───── DATA TO USE ─────

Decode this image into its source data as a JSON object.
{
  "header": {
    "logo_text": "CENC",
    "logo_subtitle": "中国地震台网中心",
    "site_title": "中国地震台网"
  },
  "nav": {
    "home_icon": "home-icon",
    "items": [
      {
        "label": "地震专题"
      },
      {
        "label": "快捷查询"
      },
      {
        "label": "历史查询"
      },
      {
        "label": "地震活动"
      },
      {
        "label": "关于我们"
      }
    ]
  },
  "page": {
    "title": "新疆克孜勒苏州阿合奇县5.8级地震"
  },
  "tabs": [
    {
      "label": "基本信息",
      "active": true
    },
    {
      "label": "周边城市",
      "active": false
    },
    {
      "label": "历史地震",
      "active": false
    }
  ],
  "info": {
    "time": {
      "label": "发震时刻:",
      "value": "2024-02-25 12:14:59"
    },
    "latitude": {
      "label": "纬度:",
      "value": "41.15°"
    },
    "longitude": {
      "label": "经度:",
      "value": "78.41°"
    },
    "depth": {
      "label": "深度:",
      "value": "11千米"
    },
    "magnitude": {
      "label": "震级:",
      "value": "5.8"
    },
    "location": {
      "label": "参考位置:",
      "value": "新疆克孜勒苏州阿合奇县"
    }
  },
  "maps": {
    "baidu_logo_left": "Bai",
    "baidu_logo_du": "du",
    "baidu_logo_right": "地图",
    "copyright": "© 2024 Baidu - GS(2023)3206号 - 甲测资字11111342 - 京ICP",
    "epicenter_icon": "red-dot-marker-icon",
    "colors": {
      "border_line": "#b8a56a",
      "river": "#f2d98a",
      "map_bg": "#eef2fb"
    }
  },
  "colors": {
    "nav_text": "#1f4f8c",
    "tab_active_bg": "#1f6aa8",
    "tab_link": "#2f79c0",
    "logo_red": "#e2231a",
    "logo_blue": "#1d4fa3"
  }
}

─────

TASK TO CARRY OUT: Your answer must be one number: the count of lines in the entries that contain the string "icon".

EXERCISE RESPONSE: 2